Volunteers are not considered employees for purposes of the Little Hatch Act, or T.C.A. § 7-51-1501.
Volunteers are employees for purposes of the workers’ compensation law and Government Tort Liability Act.
The Department of Labor considers volunteers to be volunteers only and not employees, so there is no hourly rate required or overtime liability for the municipality as long as the municipality follows DOL requirements for any compensation the municipality may provide.
When it comes to application of personnel policies, volunteers are considered employees as the city has the legal duty to enforce rules and keep the volunteers compliant with city policies. Because a volunteer firefighter working for a municipal fire department is a common-law employee, the municipality’s personnel policies, rules, and regulations apply to the volunteer. The reason for this is that actions of volunteer employees can cause liability for the city, just as actions of regular employees can bring liability.

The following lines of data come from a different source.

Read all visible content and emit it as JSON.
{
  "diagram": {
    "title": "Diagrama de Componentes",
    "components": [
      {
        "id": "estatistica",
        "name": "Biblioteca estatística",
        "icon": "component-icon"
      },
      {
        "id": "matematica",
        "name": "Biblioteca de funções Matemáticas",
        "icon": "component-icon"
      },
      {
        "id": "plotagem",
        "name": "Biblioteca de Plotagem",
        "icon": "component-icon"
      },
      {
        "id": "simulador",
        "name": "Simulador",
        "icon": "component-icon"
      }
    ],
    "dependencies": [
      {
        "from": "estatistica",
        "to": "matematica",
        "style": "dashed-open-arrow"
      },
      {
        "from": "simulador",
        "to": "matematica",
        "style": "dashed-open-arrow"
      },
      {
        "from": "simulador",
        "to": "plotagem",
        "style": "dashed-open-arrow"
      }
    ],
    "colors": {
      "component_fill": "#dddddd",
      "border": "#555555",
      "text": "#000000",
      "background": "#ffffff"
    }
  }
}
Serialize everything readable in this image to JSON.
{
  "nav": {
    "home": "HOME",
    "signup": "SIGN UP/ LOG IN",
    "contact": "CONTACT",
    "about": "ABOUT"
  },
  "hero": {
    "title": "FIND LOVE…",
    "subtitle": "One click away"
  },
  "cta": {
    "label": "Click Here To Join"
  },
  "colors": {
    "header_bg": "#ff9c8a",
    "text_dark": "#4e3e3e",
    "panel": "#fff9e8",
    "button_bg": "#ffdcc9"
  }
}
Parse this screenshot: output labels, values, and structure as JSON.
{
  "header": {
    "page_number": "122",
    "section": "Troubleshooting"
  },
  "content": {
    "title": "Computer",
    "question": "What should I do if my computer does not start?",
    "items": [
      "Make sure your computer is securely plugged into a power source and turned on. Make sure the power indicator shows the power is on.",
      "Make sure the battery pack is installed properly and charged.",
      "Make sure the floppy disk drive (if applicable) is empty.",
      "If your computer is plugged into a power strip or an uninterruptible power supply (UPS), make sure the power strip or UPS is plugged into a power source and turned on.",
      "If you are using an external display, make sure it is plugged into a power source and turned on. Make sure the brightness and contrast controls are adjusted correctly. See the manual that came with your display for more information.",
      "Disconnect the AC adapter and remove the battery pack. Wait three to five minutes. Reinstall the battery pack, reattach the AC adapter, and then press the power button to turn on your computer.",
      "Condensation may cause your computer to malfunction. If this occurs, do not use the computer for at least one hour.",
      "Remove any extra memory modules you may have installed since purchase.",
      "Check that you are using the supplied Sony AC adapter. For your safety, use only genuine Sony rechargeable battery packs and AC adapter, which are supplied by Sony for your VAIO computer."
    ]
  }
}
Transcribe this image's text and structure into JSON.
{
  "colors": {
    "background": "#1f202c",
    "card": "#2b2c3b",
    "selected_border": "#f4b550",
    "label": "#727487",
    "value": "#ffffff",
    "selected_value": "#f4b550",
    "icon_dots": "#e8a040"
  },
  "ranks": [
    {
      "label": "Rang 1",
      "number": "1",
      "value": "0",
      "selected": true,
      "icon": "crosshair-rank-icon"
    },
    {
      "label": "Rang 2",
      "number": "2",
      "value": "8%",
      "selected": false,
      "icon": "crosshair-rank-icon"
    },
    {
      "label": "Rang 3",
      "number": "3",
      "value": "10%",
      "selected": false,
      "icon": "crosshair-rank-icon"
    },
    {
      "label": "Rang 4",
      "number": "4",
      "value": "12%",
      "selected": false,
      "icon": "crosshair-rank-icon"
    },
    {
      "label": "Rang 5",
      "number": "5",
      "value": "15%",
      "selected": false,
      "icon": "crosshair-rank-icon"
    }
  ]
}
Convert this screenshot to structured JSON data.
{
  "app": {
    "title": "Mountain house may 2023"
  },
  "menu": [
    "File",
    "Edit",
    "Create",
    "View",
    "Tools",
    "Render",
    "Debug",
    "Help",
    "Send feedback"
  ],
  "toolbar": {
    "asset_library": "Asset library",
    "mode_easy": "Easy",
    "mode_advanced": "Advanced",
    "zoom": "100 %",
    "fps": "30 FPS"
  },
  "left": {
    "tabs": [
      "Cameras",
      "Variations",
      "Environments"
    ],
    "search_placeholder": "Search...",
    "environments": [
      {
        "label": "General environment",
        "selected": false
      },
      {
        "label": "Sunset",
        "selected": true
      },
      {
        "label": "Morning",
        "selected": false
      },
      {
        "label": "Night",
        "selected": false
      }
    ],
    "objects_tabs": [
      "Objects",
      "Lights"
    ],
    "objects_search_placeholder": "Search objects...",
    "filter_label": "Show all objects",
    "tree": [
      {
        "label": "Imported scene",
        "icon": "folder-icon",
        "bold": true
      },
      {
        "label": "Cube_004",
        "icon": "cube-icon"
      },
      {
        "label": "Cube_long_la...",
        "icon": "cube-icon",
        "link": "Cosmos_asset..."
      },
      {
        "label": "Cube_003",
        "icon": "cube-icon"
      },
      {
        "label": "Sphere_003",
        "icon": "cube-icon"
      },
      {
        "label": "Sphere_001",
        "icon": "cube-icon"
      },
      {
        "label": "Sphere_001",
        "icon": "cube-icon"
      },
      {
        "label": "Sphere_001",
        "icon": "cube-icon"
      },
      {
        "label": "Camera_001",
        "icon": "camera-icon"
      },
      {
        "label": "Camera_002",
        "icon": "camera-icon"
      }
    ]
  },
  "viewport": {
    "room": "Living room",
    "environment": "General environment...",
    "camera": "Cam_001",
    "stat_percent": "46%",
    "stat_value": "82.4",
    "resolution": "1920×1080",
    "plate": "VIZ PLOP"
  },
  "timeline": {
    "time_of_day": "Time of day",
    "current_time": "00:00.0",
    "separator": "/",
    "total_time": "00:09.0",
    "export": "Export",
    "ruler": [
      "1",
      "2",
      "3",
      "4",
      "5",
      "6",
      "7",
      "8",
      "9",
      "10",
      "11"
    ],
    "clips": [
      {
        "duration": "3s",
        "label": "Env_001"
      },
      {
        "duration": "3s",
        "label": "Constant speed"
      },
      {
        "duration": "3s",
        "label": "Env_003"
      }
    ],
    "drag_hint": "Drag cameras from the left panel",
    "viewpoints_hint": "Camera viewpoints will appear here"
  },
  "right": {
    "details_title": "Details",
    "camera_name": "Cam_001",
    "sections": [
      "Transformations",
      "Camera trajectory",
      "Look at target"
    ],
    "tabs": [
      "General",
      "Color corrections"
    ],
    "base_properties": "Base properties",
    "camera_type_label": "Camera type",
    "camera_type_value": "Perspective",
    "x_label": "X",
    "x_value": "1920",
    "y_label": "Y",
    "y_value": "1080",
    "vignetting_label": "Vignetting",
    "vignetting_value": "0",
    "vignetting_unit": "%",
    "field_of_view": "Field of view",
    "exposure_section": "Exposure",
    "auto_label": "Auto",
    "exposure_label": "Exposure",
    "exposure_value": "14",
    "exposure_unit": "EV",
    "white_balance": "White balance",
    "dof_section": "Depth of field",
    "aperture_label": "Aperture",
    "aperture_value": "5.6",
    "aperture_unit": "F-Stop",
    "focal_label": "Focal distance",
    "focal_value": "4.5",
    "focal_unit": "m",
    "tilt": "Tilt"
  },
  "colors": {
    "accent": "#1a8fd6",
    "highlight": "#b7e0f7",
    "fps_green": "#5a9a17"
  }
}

A municipality receiving fire services from an independently owned and operated volunteer fire department should have a written agreement with the fire department that includes how the volunteer firefighters will be supervised and whether they will follow any of the municipality’s policies and procedures. If the volunteer firefighters will follow municipality policies and procedures, the written agreement should reference those specific policies, procedures, rules, and regulations.